Records supplied:

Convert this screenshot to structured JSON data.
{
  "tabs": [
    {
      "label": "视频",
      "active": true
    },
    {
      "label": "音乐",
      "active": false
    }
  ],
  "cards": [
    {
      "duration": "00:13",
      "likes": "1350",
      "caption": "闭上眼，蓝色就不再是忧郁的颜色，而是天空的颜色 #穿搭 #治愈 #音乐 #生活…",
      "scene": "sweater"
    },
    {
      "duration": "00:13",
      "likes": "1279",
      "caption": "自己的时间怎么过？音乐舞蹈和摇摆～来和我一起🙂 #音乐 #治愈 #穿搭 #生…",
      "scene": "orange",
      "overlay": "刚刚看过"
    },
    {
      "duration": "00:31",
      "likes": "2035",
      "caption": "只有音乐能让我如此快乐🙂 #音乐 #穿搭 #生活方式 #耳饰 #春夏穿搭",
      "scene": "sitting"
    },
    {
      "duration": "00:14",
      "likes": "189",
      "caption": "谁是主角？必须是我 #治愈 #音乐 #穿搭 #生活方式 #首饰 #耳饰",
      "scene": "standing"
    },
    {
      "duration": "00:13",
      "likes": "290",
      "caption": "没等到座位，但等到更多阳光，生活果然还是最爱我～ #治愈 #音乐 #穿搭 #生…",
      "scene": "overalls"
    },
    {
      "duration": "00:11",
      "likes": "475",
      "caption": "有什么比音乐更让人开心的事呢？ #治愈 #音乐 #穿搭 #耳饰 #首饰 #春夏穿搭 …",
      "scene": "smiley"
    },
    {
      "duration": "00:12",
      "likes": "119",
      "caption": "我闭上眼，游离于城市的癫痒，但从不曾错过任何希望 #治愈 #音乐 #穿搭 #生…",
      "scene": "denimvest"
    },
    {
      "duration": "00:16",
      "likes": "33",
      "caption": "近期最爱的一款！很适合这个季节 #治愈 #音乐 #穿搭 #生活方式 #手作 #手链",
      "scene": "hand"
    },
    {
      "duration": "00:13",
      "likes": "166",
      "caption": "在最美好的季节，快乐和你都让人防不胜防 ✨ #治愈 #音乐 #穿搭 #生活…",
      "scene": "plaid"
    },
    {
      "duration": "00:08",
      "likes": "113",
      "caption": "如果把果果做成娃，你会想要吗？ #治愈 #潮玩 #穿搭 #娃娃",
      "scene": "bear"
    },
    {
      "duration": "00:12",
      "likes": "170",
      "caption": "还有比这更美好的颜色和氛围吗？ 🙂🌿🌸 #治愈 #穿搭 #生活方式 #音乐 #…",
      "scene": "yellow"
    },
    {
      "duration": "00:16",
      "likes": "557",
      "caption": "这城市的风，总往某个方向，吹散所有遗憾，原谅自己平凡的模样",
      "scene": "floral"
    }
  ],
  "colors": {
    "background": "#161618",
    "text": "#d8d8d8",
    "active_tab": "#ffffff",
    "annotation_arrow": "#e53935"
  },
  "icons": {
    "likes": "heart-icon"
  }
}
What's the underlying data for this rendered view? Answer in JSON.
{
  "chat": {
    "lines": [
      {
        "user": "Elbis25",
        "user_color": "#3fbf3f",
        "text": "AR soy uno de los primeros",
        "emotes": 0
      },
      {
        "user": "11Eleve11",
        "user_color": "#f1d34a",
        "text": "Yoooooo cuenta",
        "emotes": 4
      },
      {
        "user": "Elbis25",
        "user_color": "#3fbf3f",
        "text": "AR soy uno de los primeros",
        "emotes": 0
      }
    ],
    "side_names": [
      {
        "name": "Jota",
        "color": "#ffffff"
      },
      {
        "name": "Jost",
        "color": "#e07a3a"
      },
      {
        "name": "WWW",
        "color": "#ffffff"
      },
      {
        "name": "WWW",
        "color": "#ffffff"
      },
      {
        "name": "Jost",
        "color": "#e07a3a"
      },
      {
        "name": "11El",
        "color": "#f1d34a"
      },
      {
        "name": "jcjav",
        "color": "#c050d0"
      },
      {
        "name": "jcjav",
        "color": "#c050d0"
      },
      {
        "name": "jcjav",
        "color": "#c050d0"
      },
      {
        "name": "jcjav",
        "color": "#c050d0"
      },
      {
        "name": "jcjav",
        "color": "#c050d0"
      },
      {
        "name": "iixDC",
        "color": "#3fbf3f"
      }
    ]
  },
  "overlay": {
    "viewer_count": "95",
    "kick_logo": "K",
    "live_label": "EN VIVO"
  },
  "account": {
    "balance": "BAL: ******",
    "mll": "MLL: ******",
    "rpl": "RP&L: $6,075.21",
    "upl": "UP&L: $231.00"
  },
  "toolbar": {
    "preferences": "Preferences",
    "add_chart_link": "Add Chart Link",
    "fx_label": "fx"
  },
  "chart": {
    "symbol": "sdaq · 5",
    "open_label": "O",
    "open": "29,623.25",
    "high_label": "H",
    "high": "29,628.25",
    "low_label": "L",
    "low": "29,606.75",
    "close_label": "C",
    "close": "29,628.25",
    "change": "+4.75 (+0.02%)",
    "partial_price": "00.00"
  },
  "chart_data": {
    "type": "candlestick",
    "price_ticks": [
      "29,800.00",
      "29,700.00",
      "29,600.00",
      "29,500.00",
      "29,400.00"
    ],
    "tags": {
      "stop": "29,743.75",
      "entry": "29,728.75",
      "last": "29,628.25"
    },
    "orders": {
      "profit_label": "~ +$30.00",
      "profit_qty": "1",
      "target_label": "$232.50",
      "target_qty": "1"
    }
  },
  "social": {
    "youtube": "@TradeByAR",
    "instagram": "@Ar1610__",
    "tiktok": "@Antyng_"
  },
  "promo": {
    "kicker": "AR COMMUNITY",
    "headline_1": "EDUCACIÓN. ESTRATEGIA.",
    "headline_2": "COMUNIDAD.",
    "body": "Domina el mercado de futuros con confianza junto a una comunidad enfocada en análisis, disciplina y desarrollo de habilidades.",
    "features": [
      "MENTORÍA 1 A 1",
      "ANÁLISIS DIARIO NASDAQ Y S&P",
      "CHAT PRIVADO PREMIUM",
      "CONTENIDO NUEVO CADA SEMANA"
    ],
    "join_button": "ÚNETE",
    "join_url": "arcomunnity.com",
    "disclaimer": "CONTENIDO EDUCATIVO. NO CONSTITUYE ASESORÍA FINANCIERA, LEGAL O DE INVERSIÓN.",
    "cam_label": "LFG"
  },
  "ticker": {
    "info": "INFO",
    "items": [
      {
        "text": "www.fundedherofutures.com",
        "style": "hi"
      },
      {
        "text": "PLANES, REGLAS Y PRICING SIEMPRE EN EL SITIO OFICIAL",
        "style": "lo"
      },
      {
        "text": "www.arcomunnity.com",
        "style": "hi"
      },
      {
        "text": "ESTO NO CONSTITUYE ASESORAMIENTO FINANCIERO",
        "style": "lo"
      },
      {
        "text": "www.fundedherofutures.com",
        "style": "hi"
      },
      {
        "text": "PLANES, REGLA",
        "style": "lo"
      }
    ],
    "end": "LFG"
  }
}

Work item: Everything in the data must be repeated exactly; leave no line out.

Answer box:
Convert this screenshot to structured JSON data.
{
  "tabs": [
    {
      "label": "视频",
      "active": true
    },
    {
      "label": "音乐",
      "active": false
    }
  ],
  "cards": [
    {
      "duration": "00:13",
      "likes": "1350",
      "caption": "闭上眼，蓝色就不再是忧郁的颜色，而是天空的颜色 #穿搭 #治愈 #音乐 #生活…",
      "scene": "sweater"
    },
    {
      "duration": "00:13",
      "likes": "1279",
      "caption": "自己的时间怎么过？音乐舞蹈和摇摆～来和我一起🙂 #音乐 #治愈 #穿搭 #生…",
      "scene": "orange",
      "overlay": "刚刚看过"
    },
    {
      "duration": "00:31",
      "likes": "2035",
      "caption": "只有音乐能让我如此快乐🙂 #音乐 #穿搭 #生活方式 #耳饰 #春夏穿搭",
      "scene": "sitting"
    },
    {
      "duration": "00:14",
      "likes": "189",
      "caption": "谁是主角？必须是我 #治愈 #音乐 #穿搭 #生活方式 #首饰 #耳饰",
      "scene": "standing"
    },
    {
      "duration": "00:13",
      "likes": "290",
      "caption": "没等到座位，但等到更多阳光，生活果然还是最爱我～ #治愈 #音乐 #穿搭 #生…",
      "scene": "overalls"
    },
    {
      "duration": "00:11",
      "likes": "475",
      "caption": "有什么比音乐更让人开心的事呢？ #治愈 #音乐 #穿搭 #耳饰 #首饰 #春夏穿搭 …",
      "scene": "smiley"
    },
    {
      "duration": "00:12",
      "likes": "119",
      "caption": "我闭上眼，游离于城市的癫痒，但从不曾错过任何希望 #治愈 #音乐 #穿搭 #生…",
      "scene": "denimvest"
    },
    {
      "duration": "00:16",
      "likes": "33",
      "caption": "近期最爱的一款！很适合这个季节 #治愈 #音乐 #穿搭 #生活方式 #手作 #手链",
      "scene": "hand"
    },
    {
      "duration": "00:13",
      "likes": "166",
      "caption": "在最美好的季节，快乐和你都让人防不胜防 ✨ #治愈 #音乐 #穿搭 #生活…",
      "scene": "plaid"
    },
    {
      "duration": "00:08",
      "likes": "113",
      "caption": "如果把果果做成娃，你会想要吗？ #治愈 #潮玩 #穿搭 #娃娃",
      "scene": "bear"
    },
    {
      "duration": "00:12",
      "likes": "170",
      "caption": "还有比这更美好的颜色和氛围吗？ 🙂🌿🌸 #治愈 #穿搭 #生活方式 #音乐 #…",
      "scene": "yellow"
    },
    {
      "duration": "00:16",
      "likes": "557",
      "caption": "这城市的风，总往某个方向，吹散所有遗憾，原谅自己平凡的模样",
      "scene": "floral"
    }
  ],
  "colors": {
    "background": "#161618",
    "text": "#d8d8d8",
    "active_tab": "#ffffff",
    "annotation_arrow": "#e53935"
  },
  "icons": {
    "likes": "heart-icon"
  }
}
What's the underlying data for this rendered view? Answer in JSON.
{
  "chat": {
    "lines": [
      {
        "user": "Elbis25",
        "user_color": "#3fbf3f",
        "text": "AR soy uno de los primeros",
        "emotes": 0
      },
      {
        "user": "11Eleve11",
        "user_color": "#f1d34a",
        "text": "Yoooooo cuenta",
        "emotes": 4
      },
      {
        "user": "Elbis25",
        "user_color": "#3fbf3f",
        "text": "AR soy uno de los primeros",
        "emotes": 0
      }
    ],
    "side_names": [
      {
        "name": "Jota",
        "color": "#ffffff"
      },
      {
        "name": "Jost",
        "color": "#e07a3a"
      },
      {
        "name": "WWW",
        "color": "#ffffff"
      },
      {
        "name": "WWW",
        "color": "#ffffff"
      },
      {
        "name": "Jost",
        "color": "#e07a3a"
      },
      {
        "name": "11El",
        "color": "#f1d34a"
      },
      {
        "name": "jcjav",
        "color": "#c050d0"
      },
      {
        "name": "jcjav",
        "color": "#c050d0"
      },
      {
        "name": "jcjav",
        "color": "#c050d0"
      },
      {
        "name": "jcjav",
        "color": "#c050d0"
      },
      {
        "name": "jcjav",
        "color": "#c050d0"
      },
      {
        "name": "iixDC",
        "color": "#3fbf3f"
      }
    ]
  },
  "overlay": {
    "viewer_count": "95",
    "kick_logo": "K",
    "live_label": "EN VIVO"
  },
  "account": {
    "balance": "BAL: ******",
    "mll": "MLL: ******",
    "rpl": "RP&L: $6,075.21",
    "upl": "UP&L: $231.00"
  },
  "toolbar": {
    "preferences": "Preferences",
    "add_chart_link": "Add Chart Link",
    "fx_label": "fx"
  },
  "chart": {
    "symbol": "sdaq · 5",
    "open_label": "O",
    "open": "29,623.25",
    "high_label": "H",
    "high": "29,628.25",
    "low_label": "L",
    "low": "29,606.75",
    "close_label": "C",
    "close": "29,628.25",
    "change": "+4.75 (+0.02%)",
    "partial_price": "00.00"
  },
  "chart_data": {
    "type": "candlestick",
    "price_ticks": [
      "29,800.00",
      "29,700.00",
      "29,600.00",
      "29,500.00",
      "29,400.00"
    ],
    "tags": {
      "stop": "29,743.75",
      "entry": "29,728.75",
      "last": "29,628.25"
    },
    "orders": {
      "profit_label": "~ +$30.00",
      "profit_qty": "1",
      "target_label": "$232.50",
      "target_qty": "1"
    }
  },
  "social": {
    "youtube": "@TradeByAR",
    "instagram": "@Ar1610__",
    "tiktok": "@Antyng_"
  },
  "promo": {
    "kicker": "AR COMMUNITY",
    "headline_1": "EDUCACIÓN. ESTRATEGIA.",
    "headline_2": "COMUNIDAD.",
    "body": "Domina el mercado de futuros con confianza junto a una comunidad enfocada en análisis, disciplina y desarrollo de habilidades.",
    "features": [
      "MENTORÍA 1 A 1",
      "ANÁLISIS DIARIO NASDAQ Y S&P",
      "CHAT PRIVADO PREMIUM",
      "CONTENIDO NUEVO CADA SEMANA"
    ],
    "join_button": "ÚNETE",
    "join_url": "arcomunnity.com",
    "disclaimer": "CONTENIDO EDUCATIVO. NO CONSTITUYE ASESORÍA FINANCIERA, LEGAL O DE INVERSIÓN.",
    "cam_label": "LFG"
  },
  "ticker": {
    "info": "INFO",
    "items": [
      {
        "text": "www.fundedherofutures.com",
        "style": "hi"
      },
      {
        "text": "PLANES, REGLAS Y PRICING SIEMPRE EN EL SITIO OFICIAL",
        "style": "lo"
      },
      {
        "text": "www.arcomunnity.com",
        "style": "hi"
      },
      {
        "text": "ESTO NO CONSTITUYE ASESORAMIENTO FINANCIERO",
        "style": "lo"
      },
      {
        "text": "www.fundedherofutures.com",
        "style": "hi"
      },
      {
        "text": "PLANES, REGLA",
        "style": "lo"
      }
    ],
    "end": "LFG"
  }
}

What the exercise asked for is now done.